Kakapo Saved From Extinction Thanks to Intense Conservation Effort
Known to be the heaviest parrot in the world, the flightless kakapo of New Zealand has been critically endangered for decades. However, a successful breeding season in 2016 bodes well for the future of the species. Conservationists are hopeful that continuing efforts can prevent the extinction of the species and ensure a thriving future.
Once kakapo were ubiquitous over the North and South Islands of New Zealand, but the introduction of predators from outside such as cats and weasels decimated the population. The bright green parrots were considered extinct until a number of them were found on Stewart Island in the 1970s. However, by 1977, the population had dwindled to only 18 birds. In the 1980s and 1990s, the remaining kakapo were moved to several predator-free islands to ensure their survival. As of early 2016, the population has grown to 123 adults, and these numbers have been bolstered by the 2016 addition of a record 37 chicks.
Because it takes 9 or 10 years for the parrots to reach sexual maturity and they breed every 2 to 5 years, kakapo numbers generally grow slowly. To facilitate population growth, conservationists artificially inseminate females after natural mating, offer adults supplementary food during breeding seasons, and hand-raise chicks if food is scarce. Additionally, rangers use remote transmitters and monitors to observe nesting sites, so that they are aware of which birds have mated and how efficiently females are nesting. Scientists are also engaged in the process of sequencing the genomes of the entire population of kakapo.
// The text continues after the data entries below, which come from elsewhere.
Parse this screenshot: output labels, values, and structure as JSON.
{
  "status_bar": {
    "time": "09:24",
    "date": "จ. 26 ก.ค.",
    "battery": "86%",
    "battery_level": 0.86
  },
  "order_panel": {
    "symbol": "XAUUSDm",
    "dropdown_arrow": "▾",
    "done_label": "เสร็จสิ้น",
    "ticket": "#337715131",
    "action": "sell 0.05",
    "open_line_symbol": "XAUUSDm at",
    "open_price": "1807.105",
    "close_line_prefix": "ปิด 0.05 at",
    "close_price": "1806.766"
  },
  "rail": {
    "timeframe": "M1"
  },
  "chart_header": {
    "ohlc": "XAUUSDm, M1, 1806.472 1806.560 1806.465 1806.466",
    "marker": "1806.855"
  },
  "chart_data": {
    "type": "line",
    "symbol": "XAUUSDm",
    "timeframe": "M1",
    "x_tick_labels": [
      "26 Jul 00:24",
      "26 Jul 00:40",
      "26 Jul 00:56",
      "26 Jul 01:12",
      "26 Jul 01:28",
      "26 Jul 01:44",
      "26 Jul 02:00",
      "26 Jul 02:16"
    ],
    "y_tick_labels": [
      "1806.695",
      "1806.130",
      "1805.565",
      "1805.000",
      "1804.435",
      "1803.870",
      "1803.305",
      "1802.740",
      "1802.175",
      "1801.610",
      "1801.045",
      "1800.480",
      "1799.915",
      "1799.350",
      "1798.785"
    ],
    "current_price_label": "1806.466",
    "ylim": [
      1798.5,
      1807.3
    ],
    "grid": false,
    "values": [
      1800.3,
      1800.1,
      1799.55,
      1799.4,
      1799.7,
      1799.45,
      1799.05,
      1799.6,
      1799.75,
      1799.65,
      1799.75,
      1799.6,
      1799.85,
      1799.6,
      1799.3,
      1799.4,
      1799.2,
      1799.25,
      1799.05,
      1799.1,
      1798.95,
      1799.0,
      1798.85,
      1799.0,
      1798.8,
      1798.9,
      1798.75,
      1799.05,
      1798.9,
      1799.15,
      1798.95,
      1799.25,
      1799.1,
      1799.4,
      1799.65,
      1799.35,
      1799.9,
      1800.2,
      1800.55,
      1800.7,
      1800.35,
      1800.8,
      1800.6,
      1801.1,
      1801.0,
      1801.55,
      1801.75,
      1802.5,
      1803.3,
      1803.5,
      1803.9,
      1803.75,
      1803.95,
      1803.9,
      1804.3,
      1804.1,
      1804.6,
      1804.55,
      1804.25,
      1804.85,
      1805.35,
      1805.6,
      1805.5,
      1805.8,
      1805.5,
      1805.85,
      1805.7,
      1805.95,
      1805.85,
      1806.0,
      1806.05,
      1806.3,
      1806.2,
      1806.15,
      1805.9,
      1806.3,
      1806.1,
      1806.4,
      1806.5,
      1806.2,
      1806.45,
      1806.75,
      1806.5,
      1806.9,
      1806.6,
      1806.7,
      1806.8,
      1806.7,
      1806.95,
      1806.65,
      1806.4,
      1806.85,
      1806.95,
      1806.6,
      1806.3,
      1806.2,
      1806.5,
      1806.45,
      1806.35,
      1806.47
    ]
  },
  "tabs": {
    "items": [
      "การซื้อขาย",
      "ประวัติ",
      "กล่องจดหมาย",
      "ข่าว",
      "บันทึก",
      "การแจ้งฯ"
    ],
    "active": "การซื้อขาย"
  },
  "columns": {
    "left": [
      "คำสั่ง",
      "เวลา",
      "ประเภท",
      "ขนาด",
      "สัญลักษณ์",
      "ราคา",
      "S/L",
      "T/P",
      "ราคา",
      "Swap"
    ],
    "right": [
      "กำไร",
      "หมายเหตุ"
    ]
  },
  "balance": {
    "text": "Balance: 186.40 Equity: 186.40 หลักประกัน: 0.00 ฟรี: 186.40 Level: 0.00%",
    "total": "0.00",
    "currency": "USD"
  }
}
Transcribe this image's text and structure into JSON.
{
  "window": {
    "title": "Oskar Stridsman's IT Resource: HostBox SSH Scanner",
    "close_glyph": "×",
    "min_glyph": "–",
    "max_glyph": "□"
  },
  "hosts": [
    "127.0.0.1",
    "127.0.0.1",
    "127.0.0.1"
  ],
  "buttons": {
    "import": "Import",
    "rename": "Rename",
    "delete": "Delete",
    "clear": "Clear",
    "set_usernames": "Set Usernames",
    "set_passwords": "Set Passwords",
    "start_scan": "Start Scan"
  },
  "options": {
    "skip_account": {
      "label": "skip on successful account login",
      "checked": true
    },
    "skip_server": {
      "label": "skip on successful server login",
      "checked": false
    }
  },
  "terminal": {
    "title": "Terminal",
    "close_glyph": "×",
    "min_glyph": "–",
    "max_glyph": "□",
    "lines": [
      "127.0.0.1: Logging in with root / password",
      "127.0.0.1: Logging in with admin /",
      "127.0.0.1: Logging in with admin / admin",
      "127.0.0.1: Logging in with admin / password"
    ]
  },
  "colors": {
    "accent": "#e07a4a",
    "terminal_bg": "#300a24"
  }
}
The lovely, charismatic kakapo could possibly have the longest life spans of any species of parrot, and preventing their extinction may allow conservationists to eventually reintroduce them to areas where they used to thrive — such as New Zealand’s South Island and Stewart Island.